> [Assignment] Go through the lines below and copy any that hold the string "progress".

Component data from apps and pages
━━━━

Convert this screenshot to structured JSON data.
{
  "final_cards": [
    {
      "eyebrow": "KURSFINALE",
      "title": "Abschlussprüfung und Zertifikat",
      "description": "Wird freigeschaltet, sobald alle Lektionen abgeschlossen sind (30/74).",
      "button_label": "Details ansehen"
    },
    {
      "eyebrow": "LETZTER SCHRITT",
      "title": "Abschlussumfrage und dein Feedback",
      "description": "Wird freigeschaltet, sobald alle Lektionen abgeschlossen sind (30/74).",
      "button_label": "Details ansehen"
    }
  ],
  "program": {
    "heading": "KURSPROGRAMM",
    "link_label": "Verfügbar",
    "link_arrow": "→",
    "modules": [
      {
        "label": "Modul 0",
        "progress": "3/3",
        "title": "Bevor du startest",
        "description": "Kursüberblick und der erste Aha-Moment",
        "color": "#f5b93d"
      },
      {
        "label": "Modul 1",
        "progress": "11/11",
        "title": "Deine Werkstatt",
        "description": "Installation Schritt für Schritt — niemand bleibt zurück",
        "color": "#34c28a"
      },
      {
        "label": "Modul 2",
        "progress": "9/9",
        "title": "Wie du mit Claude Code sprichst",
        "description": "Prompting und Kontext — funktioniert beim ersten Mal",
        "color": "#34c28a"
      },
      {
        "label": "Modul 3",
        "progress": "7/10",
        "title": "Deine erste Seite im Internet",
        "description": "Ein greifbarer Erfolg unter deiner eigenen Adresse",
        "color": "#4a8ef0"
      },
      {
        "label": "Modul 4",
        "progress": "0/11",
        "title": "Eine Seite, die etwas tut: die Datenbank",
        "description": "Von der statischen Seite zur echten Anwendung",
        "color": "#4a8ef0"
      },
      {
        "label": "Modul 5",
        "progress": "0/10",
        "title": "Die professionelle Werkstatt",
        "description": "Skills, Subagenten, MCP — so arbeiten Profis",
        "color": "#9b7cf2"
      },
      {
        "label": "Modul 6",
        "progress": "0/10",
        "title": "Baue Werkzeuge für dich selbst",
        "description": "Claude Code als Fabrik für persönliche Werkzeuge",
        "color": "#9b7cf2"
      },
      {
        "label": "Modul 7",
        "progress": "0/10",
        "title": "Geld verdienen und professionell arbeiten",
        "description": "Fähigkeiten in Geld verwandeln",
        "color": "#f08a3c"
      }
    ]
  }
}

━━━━

> [Completed exercise]
        "progress": "3/3",
        "progress": "11/11",
        "progress": "9/9",
        "progress": "7/10",
        "progress": "0/11",
        "progress": "0/10",
        "progress": "0/10",
        "progress": "0/10",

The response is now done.